I was thinking about recipes that would be great to serve for breakfast on Christmas morning. I wanted to share a recipe that was easy to make, something that could be made ahead, and had a touch of festive cheer. My pondering concluded with an inspiration to recreate the apple muffins I longed for from Leslie’s Kitchen. As a result of my recipe testing, combining, swapping, and improvising, I came up with a recipe that is similar to what I remember of Leslie’s Kitchen apple muffins but are all dressed up for the season. Since it is December and overflowing with holiday spirit and celebrating, I included a glaze to add some sparkle and pizzaz to my apple muffins.
My recipe is adapted from three recipes. Two are from Joy of Cooking and one idea from Baking Illustrated Cookbook. First, I combined and adapted Joy of Cooking standard muffin and their apple and walnut muffin recipes. I added dried apricots and yogurt and omitted the cinnamon. The yogurt addition in my recipe created the moistness and lightness similar to the apple muffins I was recreating.
Then I decided to add sparkle and shine, so I dressed up these delicacies with an idea from Baking Illustrated, and brushed a lemon glaze over the muffin tops then dipped them in lemon sugar. This one small step converted good muffins into fabulous party worthy muffins with lemony crystal sweetness and sparkle.
My recipe for apple muffins is not exactly the same as Leslie’s, but they do remind me of them and satisfy my apple muffin cravings. Apple muffins with lemon glaze are festive breakfast muffins that shine with lemon sugar crystal twinkles and the warmth of apples. They are a delightful way to start your day and will satisfy peppy early risers and grouchy morning people alike. Enjoy!
Make ahead tip for Apple Muffins:
Joy of Cooking says you can freeze muffin batter. Spoon the muffin batter into muffin liners and freeze. First freeze the batter in the muffin liners while still in the muffin tin. Then, take the frozen muffins out of the tin and place in a freezer bag. Keep in the freezer until ready to bake. When baking day arrives, place the frozen muffins into the muffin tin then bake. The baking time could take longer, so watch carefully.
If freezing is not your thing, mix the dry ingredients together the night before. Then finish mixing the recipe the next morning. I would not recommend making the muffin batter the night before you want to bake them, because the leavening could weaken overnight.

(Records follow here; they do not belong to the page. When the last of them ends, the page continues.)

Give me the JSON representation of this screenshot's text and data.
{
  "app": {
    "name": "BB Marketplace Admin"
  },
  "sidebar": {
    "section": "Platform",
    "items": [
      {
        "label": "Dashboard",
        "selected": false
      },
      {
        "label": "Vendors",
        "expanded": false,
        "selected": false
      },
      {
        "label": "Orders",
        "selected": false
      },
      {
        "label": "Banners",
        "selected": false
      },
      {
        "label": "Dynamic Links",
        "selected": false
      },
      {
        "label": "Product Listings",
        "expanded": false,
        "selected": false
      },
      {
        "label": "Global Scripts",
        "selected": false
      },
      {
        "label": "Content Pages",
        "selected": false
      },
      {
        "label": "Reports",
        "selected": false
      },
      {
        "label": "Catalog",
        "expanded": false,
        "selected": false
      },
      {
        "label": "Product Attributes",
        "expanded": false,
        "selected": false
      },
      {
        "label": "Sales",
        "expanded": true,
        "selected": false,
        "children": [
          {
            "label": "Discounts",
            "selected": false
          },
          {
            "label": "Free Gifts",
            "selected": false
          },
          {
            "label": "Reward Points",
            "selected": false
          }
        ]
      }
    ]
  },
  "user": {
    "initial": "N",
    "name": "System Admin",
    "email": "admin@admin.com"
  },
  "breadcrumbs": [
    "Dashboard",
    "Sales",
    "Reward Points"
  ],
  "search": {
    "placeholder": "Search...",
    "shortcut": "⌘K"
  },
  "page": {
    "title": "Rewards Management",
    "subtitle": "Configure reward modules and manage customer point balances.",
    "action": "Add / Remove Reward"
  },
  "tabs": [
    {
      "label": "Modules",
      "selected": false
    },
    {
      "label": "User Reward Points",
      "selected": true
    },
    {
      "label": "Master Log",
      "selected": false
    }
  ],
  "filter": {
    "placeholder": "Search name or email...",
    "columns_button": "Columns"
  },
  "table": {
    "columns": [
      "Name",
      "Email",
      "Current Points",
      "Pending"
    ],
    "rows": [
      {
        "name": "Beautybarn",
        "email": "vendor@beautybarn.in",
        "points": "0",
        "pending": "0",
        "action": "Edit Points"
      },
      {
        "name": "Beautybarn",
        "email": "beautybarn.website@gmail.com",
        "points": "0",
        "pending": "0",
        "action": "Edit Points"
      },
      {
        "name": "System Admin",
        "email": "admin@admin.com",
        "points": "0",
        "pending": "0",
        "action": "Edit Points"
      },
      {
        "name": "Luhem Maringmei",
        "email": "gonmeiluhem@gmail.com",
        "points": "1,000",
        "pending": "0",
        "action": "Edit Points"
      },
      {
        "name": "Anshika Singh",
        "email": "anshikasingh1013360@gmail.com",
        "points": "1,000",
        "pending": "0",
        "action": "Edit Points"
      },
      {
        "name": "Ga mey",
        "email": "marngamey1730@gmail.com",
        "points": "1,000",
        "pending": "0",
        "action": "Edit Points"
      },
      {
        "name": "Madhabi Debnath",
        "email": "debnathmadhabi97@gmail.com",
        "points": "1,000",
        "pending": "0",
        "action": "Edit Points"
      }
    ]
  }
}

© 2016 – 2017, Ginger Smith- Lemon Thyme and Ginger. All rights reserved.